"It's just so disastrous right now. I'd really like to see that do what they're proposing," Alford said.

Alford served on the Comprehensive Plan Task Force of residents that guided the direction of the plans. Other residents also attended a number of workshops to let city officials know what they'd like to see happen in specific areas of the city.

After she took a look at the final plans, Alford let city planning officials know she was proud of the outcome.

"I sort of think it's pie-in-the sky, but you know, if you can do just some of the things it will change a lot," Alford said.

Next month, the Gainesville City Council will decide whether to adopt a draft of the plan. It will then be sent to the Georgia Mountains Regional Commission, which will allow the public more time to comment on the plans. If the commission signs off, then the council can adopt a final version of the plan within the next three months, said Gainesville Planning Manager Matt Tate.

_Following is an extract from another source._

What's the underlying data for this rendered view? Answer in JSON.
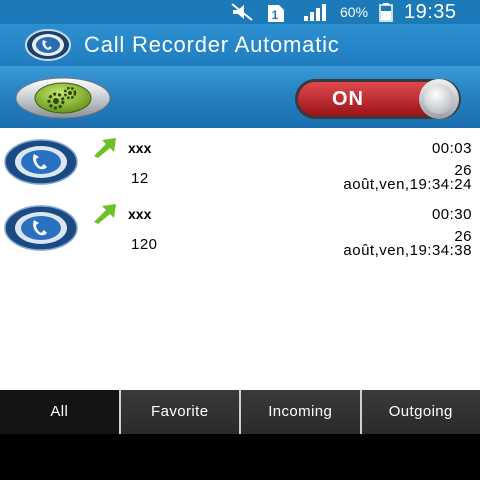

While none of the plans seem easily attainable — many require extensive private investment — the plan is "really a clear road map to where the city and the different departments need to start putting their effort," said John Skach, a senior associate for Urban Collage, the company that conceptualized residents' ideas.

"You can't just take this plan and do a project right away," said Skach. "You have to go through more detailed studies, budgeting."

The plan includes some short-term goals for the city, including studying how to make Thompson Bridge Road more of a multimodal boulevard and the feasibility of an "eastside greenway" that would extend from midtown toward the New Holland area.

It also includes some short-term direction for a plan to deal with stormwater runoff in the city, build new fire stations and improve key intersections.

While much of the rest hinges on private investment, Skach said the city's improvements will demonstrate to the private sector what residents want and would support.

"People realize it's a long-term vision," said Skach. "But I think that they do see their contributions in the plan and saw the way their ideas translated into physical form and I think that's really exciting for everybody."